Multithreading: The simulations are multithreaded on machines with more than
two cores, greatly reducing
the time required to perform them.

Trial Duration: Expected trial duration (total trial time) is estimated.
 Many other improvements.
What was New in V2.1.2

IMPORTANT: The inputs for the sets of prior probability of toxicity at each
dose
level are now userspecified as prior MEDIANS. (Previous versions expected
them
to be prior means, and calculated the corresponding prior medians.) So what
you input for these values has changed
since it is a different statistic compared
to versions older than v2.1. For the dosetoxicity model
π_{j}(α) = p_{j}^{exp(α)},
the inputs for the prior probabilities of toxicity at each dose level are now used
directly as the p_{j} values, which are the prior medians. See this
technical report
for an explanation of the prior median, and note that the
BMA Method Description
describes the old method of using the inputs as prior means, but is otherwise correct.

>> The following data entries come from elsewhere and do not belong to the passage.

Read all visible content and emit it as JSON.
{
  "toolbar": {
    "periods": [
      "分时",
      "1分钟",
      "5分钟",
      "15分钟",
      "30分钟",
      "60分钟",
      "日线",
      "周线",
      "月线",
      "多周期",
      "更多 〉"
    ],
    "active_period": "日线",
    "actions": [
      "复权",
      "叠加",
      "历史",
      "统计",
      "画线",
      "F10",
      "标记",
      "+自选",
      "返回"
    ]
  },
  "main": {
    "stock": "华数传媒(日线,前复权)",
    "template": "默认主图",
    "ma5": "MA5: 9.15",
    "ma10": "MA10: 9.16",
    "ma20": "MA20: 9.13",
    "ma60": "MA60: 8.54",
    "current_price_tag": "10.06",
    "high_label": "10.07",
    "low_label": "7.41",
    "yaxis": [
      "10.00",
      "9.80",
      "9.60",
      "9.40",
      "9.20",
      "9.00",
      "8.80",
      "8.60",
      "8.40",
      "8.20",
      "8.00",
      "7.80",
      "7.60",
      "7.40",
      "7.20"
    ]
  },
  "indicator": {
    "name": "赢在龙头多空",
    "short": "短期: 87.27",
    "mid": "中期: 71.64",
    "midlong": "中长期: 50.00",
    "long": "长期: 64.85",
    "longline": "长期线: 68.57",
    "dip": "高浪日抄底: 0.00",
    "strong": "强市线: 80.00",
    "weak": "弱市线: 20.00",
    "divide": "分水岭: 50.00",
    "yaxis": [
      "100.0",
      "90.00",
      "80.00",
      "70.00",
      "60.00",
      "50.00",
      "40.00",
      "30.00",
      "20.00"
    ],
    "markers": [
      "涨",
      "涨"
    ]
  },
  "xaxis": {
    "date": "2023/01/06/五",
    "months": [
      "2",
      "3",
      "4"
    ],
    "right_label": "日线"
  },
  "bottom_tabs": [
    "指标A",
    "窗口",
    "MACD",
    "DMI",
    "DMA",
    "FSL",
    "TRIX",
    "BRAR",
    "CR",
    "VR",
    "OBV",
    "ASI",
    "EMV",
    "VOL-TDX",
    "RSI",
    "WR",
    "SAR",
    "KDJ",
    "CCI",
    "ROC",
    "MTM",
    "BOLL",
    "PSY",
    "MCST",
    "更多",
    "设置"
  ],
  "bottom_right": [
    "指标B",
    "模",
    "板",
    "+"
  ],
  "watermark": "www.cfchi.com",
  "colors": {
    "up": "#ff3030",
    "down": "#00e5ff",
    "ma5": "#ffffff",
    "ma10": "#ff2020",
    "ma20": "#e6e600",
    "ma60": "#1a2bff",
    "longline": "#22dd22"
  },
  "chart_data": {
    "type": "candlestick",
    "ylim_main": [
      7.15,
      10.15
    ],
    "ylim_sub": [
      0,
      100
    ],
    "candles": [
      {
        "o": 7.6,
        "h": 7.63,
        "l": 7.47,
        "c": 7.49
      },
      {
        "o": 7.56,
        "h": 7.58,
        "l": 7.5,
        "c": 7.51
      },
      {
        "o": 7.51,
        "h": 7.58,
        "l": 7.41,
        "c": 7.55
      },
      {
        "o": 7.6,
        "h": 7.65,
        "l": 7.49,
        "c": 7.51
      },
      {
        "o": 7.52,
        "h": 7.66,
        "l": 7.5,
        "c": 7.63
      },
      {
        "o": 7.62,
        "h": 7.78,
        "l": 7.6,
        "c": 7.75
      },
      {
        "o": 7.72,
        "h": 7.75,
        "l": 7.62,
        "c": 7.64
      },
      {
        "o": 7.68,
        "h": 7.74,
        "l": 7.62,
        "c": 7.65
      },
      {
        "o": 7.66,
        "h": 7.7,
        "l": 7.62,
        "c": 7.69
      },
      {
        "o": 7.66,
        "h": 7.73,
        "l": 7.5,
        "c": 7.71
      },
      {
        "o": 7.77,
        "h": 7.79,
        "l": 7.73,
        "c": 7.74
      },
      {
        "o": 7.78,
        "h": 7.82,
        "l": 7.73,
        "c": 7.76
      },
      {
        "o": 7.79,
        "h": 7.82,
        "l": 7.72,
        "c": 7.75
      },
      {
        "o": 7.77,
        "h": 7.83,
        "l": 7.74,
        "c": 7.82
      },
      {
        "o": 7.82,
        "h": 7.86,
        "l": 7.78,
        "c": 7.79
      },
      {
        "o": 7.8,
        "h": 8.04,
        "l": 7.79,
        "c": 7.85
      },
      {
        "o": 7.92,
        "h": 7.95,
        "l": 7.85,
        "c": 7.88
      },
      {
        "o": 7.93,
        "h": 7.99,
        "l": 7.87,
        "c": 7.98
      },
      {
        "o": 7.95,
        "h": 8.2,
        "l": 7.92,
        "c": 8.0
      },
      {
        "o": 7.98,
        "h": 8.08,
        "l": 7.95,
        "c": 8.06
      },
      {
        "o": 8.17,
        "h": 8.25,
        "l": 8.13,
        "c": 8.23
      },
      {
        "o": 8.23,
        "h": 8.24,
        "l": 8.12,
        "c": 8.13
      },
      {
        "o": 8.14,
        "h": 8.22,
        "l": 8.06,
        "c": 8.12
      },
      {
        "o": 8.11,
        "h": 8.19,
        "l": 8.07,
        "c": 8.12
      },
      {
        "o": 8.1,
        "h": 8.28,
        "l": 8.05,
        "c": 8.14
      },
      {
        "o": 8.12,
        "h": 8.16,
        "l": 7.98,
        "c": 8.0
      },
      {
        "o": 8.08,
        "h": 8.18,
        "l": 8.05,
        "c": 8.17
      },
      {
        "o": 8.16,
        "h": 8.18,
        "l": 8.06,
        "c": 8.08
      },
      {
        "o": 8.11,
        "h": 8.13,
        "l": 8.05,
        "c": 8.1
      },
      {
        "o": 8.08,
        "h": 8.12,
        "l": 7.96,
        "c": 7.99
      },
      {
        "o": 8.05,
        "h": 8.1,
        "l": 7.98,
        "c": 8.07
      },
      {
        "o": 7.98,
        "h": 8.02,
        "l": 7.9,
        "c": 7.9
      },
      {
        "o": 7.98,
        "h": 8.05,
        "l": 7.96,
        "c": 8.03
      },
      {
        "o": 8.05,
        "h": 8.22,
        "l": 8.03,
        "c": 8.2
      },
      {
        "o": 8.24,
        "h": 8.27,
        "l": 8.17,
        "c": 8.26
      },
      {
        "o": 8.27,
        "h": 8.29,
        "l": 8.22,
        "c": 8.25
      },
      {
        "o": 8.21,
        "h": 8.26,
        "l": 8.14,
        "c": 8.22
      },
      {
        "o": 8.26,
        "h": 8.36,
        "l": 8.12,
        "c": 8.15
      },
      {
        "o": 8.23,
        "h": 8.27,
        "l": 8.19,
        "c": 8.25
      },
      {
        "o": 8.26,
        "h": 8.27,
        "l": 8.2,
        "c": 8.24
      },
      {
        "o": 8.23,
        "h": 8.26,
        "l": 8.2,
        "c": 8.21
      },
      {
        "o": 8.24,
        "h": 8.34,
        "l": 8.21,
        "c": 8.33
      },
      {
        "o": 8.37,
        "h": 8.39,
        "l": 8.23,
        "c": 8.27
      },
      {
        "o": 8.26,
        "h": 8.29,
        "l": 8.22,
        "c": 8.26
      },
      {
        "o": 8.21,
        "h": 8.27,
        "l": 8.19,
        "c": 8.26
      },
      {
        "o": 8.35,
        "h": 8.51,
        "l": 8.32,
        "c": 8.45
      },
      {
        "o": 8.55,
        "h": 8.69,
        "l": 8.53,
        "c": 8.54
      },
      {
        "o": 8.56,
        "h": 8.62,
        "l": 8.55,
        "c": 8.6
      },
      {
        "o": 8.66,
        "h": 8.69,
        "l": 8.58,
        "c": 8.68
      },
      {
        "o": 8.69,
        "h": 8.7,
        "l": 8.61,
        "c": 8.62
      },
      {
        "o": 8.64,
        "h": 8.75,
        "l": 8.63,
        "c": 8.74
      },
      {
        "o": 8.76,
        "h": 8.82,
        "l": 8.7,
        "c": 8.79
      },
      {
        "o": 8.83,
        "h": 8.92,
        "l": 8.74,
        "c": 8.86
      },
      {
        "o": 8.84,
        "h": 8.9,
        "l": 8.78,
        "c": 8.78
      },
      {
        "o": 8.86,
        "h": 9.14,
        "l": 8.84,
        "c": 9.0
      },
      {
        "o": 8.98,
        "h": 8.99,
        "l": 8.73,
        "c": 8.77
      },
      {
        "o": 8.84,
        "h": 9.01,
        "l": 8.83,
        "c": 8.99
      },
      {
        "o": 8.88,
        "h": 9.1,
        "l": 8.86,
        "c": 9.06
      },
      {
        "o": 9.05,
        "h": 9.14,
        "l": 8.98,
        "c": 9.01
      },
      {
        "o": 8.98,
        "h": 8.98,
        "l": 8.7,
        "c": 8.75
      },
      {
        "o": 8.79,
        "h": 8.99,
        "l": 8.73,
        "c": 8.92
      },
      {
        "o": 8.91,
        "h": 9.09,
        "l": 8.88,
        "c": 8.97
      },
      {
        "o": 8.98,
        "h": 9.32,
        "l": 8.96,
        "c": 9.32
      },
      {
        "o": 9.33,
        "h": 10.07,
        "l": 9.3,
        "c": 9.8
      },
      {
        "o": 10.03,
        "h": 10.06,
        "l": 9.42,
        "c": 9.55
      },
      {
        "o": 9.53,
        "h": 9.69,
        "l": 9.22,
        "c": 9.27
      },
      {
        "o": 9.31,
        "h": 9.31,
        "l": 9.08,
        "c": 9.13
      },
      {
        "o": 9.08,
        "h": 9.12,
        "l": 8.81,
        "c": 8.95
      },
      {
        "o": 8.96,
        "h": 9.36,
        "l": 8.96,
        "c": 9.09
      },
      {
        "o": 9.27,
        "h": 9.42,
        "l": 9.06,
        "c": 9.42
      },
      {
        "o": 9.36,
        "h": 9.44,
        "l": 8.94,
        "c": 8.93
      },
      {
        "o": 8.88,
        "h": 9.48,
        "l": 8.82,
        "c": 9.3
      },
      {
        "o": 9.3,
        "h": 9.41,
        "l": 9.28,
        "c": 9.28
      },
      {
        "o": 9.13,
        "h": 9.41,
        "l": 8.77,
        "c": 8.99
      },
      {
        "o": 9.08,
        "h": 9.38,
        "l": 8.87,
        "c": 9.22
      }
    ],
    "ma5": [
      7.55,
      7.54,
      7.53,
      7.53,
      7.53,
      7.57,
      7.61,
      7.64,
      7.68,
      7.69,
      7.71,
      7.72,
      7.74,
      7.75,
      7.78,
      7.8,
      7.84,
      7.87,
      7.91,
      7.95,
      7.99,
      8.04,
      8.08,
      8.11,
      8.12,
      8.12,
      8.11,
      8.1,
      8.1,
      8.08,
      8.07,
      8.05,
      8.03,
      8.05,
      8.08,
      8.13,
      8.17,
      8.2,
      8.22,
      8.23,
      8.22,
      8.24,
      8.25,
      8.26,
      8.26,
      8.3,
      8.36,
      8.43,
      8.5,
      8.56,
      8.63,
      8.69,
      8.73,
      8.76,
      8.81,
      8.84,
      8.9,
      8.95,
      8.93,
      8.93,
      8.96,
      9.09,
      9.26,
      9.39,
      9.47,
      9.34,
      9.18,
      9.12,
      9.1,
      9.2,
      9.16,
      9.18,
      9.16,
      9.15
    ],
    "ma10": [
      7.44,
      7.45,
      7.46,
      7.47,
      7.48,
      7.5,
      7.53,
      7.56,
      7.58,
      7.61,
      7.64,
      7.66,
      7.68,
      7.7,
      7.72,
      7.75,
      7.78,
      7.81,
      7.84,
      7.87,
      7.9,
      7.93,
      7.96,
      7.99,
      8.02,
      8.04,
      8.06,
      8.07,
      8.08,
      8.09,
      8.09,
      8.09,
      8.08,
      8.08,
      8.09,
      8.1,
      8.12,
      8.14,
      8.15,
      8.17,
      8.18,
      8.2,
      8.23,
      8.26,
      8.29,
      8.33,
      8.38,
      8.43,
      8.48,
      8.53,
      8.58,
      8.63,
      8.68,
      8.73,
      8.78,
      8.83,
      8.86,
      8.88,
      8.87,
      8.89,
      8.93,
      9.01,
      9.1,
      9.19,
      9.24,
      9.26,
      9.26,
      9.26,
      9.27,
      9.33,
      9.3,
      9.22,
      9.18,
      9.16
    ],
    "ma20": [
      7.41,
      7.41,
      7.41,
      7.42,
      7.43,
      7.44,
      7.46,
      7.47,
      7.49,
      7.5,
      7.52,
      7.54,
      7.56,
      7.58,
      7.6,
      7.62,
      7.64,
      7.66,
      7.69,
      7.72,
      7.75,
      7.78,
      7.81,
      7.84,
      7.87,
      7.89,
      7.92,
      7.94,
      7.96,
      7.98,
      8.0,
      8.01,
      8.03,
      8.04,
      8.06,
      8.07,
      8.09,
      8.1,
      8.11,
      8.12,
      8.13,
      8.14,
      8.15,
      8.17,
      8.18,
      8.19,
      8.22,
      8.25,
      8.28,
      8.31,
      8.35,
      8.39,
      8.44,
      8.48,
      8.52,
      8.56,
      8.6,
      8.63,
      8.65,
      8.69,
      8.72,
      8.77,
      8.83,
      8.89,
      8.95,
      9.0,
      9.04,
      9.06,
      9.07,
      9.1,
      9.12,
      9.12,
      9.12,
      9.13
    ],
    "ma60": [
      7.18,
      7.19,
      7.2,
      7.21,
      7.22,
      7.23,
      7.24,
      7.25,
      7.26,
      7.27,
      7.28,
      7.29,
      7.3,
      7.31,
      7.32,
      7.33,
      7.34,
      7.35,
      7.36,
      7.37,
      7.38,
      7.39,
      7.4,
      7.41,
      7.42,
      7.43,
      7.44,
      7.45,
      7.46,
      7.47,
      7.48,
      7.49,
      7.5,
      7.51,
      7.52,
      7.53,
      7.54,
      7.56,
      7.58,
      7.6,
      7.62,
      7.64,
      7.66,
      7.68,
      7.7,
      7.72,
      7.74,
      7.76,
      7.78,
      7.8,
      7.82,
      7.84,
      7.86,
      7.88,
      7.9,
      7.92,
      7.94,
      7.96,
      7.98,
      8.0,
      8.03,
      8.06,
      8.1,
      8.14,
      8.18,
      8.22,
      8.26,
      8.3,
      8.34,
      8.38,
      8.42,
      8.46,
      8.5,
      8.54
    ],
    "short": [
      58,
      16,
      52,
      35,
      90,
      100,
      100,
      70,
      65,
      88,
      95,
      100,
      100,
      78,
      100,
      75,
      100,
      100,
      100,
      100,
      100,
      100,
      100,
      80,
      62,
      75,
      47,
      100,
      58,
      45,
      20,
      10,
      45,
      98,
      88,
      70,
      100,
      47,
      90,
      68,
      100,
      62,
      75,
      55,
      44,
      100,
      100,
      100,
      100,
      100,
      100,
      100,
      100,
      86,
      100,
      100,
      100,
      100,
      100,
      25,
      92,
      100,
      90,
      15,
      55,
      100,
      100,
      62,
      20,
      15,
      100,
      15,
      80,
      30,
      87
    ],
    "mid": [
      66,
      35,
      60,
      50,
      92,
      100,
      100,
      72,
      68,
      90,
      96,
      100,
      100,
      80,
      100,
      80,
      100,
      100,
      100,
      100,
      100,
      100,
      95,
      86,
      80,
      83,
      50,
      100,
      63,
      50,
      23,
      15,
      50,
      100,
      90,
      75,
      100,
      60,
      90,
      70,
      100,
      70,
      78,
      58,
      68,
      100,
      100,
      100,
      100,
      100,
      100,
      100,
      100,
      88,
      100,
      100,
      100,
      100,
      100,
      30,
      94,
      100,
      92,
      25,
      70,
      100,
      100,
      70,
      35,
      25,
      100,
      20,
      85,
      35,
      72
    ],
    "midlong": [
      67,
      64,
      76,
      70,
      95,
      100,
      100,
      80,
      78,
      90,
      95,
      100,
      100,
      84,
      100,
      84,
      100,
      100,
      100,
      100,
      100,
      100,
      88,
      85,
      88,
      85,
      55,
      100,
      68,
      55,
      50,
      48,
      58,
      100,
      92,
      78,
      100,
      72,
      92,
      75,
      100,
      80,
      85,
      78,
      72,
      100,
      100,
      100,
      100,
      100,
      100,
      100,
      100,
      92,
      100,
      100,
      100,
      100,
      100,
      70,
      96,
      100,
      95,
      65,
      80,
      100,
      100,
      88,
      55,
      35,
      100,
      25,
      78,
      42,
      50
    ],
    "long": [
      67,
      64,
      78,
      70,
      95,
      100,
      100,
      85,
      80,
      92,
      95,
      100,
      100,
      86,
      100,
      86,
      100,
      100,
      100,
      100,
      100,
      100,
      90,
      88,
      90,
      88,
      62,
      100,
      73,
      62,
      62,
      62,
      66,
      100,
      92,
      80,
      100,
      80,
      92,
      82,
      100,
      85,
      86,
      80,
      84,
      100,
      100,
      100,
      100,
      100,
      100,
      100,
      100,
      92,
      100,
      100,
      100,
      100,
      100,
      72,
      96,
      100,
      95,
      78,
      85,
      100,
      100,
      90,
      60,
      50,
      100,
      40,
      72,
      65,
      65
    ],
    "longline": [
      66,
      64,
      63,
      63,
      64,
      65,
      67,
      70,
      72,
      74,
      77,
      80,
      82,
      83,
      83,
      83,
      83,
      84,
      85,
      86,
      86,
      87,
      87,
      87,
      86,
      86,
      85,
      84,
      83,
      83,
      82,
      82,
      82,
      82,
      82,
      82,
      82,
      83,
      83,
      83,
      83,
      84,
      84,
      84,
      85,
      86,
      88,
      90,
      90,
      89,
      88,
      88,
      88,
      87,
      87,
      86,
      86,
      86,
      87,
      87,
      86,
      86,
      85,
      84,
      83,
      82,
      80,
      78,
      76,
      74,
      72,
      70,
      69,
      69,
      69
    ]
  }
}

NOTE: Simulation files created with older versions will not open in v2.1.
If you
wish to use an old trial design you will need to reenter your design, bearing in
mind
that the sets of prior probabilities of toxicity at each dose level are now prior
medians. If you use the same input values with v2.1 as you used with an older
version and resimulate, you may obtain different results.
 Various updates and bug fixes.
 The program occasionally sends usage statistics and crash reports to our biostatistics
software support team to improve your experience using the software.
References

Guosheng Yin, and
Ying Yuan
(2009). Bayesian Model Averaging Continual Reassessment Method in Phase I Clinical
Trials.
Journal of American Statistical Association, 104, 954968.

Suyu Liu,
Guosheng Yin, and
Ying Yuan
(2013). Bayesian Data Augmentation Dose Finding with Continual Reassessment Method
and Delayed
Toxicity. The Annals of Applied Statistics, Vol 7, No. 4, 21382156